=== Begin Enclosure ===

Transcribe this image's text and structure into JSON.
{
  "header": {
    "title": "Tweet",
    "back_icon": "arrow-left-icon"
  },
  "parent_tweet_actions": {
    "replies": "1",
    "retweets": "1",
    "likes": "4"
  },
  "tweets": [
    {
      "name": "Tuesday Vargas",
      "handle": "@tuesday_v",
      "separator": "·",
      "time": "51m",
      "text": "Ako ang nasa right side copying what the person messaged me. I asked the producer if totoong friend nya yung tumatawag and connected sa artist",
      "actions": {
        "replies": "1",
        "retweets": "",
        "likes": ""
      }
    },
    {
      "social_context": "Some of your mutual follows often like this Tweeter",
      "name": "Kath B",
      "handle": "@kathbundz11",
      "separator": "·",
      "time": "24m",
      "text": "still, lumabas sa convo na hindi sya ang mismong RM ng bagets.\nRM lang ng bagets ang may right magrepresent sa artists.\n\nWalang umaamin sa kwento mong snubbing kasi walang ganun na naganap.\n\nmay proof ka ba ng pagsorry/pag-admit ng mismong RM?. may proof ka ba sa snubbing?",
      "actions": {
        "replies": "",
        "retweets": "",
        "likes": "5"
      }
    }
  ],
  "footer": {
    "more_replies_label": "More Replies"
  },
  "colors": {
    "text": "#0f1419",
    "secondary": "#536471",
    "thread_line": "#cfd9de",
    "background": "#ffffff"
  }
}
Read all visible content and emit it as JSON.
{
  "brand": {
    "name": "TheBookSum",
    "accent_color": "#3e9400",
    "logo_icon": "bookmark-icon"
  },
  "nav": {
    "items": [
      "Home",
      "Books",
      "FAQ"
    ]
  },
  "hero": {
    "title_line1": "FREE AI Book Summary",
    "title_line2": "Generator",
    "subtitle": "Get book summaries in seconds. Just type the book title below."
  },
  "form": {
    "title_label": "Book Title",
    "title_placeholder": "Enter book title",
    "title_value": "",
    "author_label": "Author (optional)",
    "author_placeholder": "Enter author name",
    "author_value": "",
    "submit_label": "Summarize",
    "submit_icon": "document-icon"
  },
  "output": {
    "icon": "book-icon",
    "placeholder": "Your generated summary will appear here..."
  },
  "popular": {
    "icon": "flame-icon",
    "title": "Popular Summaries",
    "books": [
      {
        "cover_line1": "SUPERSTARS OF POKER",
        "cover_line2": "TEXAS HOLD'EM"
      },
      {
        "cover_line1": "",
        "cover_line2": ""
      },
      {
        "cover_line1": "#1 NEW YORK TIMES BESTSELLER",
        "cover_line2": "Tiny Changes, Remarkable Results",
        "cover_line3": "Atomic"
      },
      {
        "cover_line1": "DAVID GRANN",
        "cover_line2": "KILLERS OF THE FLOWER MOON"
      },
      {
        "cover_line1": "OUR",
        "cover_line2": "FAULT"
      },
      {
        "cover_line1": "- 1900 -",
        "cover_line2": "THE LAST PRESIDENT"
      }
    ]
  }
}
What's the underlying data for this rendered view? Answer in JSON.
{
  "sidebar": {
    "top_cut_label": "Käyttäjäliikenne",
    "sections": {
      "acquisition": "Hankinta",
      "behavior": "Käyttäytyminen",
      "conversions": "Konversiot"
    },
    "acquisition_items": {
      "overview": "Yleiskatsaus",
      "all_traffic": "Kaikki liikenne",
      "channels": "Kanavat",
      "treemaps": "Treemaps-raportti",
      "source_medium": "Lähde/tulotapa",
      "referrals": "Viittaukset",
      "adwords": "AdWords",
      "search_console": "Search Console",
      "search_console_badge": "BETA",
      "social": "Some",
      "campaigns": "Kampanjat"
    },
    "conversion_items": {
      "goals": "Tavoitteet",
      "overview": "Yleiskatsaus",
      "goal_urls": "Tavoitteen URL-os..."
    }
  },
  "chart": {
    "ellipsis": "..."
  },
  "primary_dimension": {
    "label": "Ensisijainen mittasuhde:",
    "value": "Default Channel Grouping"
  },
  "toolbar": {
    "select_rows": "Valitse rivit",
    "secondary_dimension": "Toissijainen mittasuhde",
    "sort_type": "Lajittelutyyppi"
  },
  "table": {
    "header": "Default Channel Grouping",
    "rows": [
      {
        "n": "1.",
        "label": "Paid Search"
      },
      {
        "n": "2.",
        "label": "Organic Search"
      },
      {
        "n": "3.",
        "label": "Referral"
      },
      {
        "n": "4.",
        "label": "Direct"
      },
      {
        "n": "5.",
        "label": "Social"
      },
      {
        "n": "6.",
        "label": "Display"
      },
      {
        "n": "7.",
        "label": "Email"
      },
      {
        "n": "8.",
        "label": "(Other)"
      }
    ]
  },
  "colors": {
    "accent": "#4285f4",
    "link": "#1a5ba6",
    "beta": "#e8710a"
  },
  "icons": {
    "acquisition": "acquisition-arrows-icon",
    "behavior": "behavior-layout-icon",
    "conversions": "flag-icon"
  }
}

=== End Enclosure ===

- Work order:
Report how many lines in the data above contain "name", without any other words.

- Task answer:
4